Deep neural networks (DNNs) have become the dominant technique for acoustic-phonetic modeling due to their markedly improved performance over other models. Despite this, little is understood about the computation they implement in creating phonemic categories from highly variable acoustic signals. In this paper, we analyzed a DNN trained for phoneme recognition and characterized its representational properties, both at the single node and population level in each layer. At the single node level, we found strong selectivity to distinct phonetic features in all layers. Node selectivity to specific manners and places of articulation appeared from the first hidden layer and became more explicit in deeper layers. Furthermore, we found that nodes with similar phonetic feature selectivity were differentially activated to different exemplars of these features.
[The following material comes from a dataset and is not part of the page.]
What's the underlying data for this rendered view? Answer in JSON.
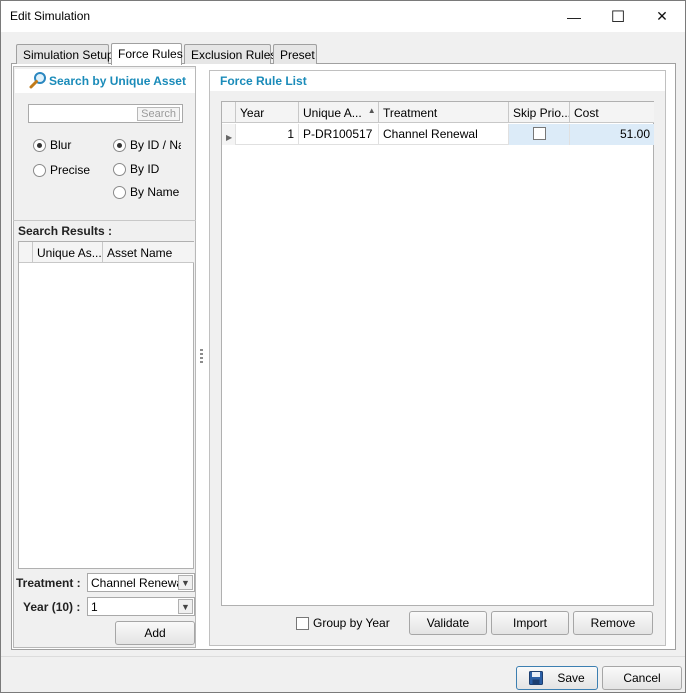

Thus, each node becomes tuned to a particular acoustic manifestation of the same feature, providing an effective representational basis for the formation of invariant phonemic categories. This study reveals that phonetic features organize the activations in different layers of a DNN, a result that mirrors the recent findings of feature encoding in the human auditory system. These insights may provide better understanding of the limitations of current models, leading to new strategies to improve their performance.
Bibliographic reference. Nagamine, Tasha / Seltzer, Michael L. / Mesgarani, Nima (2015): "Exploring how deep neural networks form phonemic categories", In INTERSPEECH-2015, 1912-1916.